# The problem:
Where the word "value" shows up in the entries below, please copy the whole line.

────────────────────

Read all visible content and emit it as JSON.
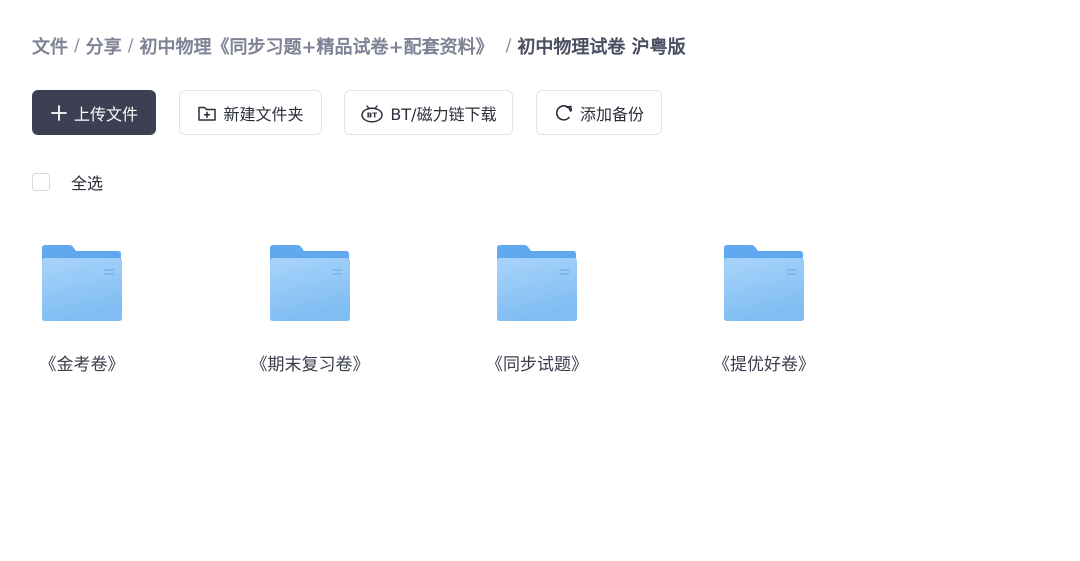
{
  "breadcrumb": {
    "items": [
      "文件",
      "分享",
      "初中物理《同步习题+精品试卷+配套资料》"
    ],
    "current": "初中物理试卷 沪粤版",
    "separator": "/"
  },
  "toolbar": {
    "upload_label": "上传文件",
    "new_folder_label": "新建文件夹",
    "bt_download_label": "BT/磁力链下载",
    "add_backup_label": "添加备份"
  },
  "selection": {
    "select_all_label": "全选",
    "checked": false
  },
  "folders": [
    {
      "name": "《金考卷》",
      "icon": "folder-icon"
    },
    {
      "name": "《期末复习卷》",
      "icon": "folder-icon"
    },
    {
      "name": "《同步试题》",
      "icon": "folder-icon"
    },
    {
      "name": "《提优好卷》",
      "icon": "folder-icon"
    }
  ],
  "colors": {
    "primary_button": "#3d3f52",
    "breadcrumb_text": "#7e8294",
    "folder_blue": "#8cc6f5"
  }
}
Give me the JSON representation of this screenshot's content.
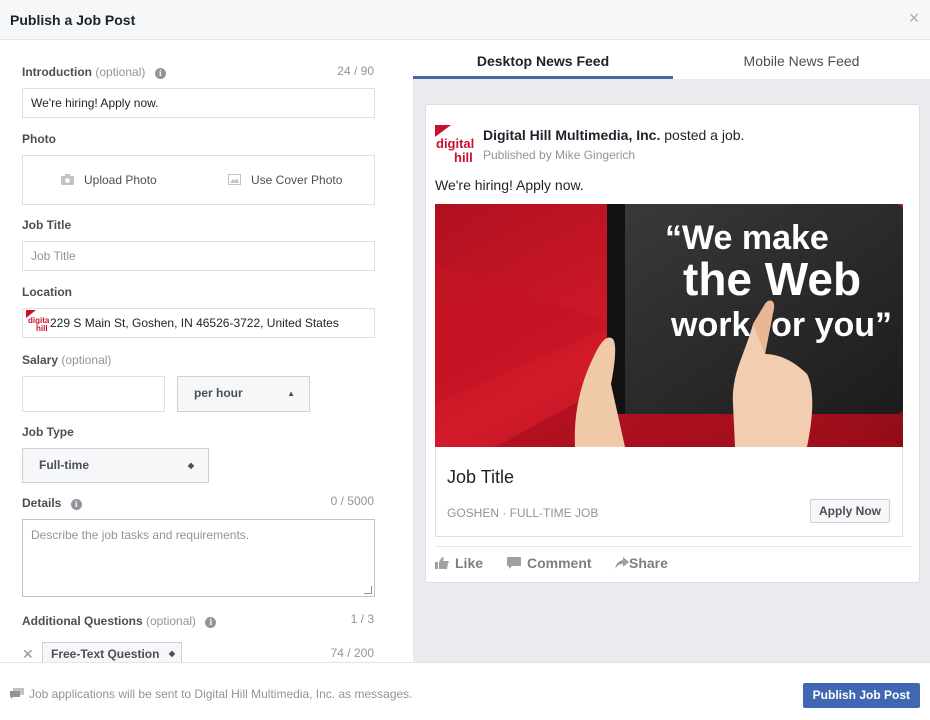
{
  "dialog": {
    "title": "Publish a Job Post",
    "close_glyph": "×"
  },
  "form": {
    "introduction": {
      "label": "Introduction",
      "optional": "(optional)",
      "count": "24 / 90",
      "value": "We're hiring! Apply now."
    },
    "photo": {
      "label": "Photo",
      "upload_label": "Upload Photo",
      "cover_label": "Use Cover Photo"
    },
    "job_title": {
      "label": "Job Title",
      "placeholder": "Job Title"
    },
    "location": {
      "label": "Location",
      "value": "229 S Main St, Goshen, IN 46526-3722, United States"
    },
    "salary": {
      "label": "Salary",
      "optional": "(optional)",
      "value": "",
      "period": "per hour"
    },
    "job_type": {
      "label": "Job Type",
      "value": "Full-time"
    },
    "details": {
      "label": "Details",
      "count": "0 / 5000",
      "placeholder": "Describe the job tasks and requirements."
    },
    "additional_questions": {
      "label": "Additional Questions",
      "optional": "(optional)",
      "count": "1 / 3",
      "question_type": "Free-Text Question",
      "question_count": "74 / 200"
    }
  },
  "preview": {
    "tabs": [
      {
        "label": "Desktop News Feed",
        "active": true
      },
      {
        "label": "Mobile News Feed",
        "active": false
      }
    ],
    "page_name": "Digital Hill Multimedia, Inc.",
    "posted_text": "posted a job.",
    "published_by": "Published by Mike Gingerich",
    "logo_top": "digital",
    "logo_bottom": "hill",
    "intro": "We're hiring! Apply now.",
    "hero_line1": "“We make",
    "hero_line2": "the Web",
    "hero_line3": "work for you”",
    "job_title": "Job Title",
    "meta": "GOSHEN · FULL-TIME JOB",
    "apply_label": "Apply Now",
    "actions": {
      "like": "Like",
      "comment": "Comment",
      "share": "Share"
    }
  },
  "footer": {
    "message": "Job applications will be sent to Digital Hill Multimedia, Inc. as messages.",
    "publish_label": "Publish Job Post"
  },
  "colors": {
    "brand_red": "#c8102e",
    "primary_blue": "#4267b2",
    "tab_underline": "#4b67a1"
  }
}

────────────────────

# Problem solution:
      "value": "We're hiring! Apply now."
      "value": "229 S Main St, Goshen, IN 46526-3722, United States"
      "value": "",
      "value": "Full-time"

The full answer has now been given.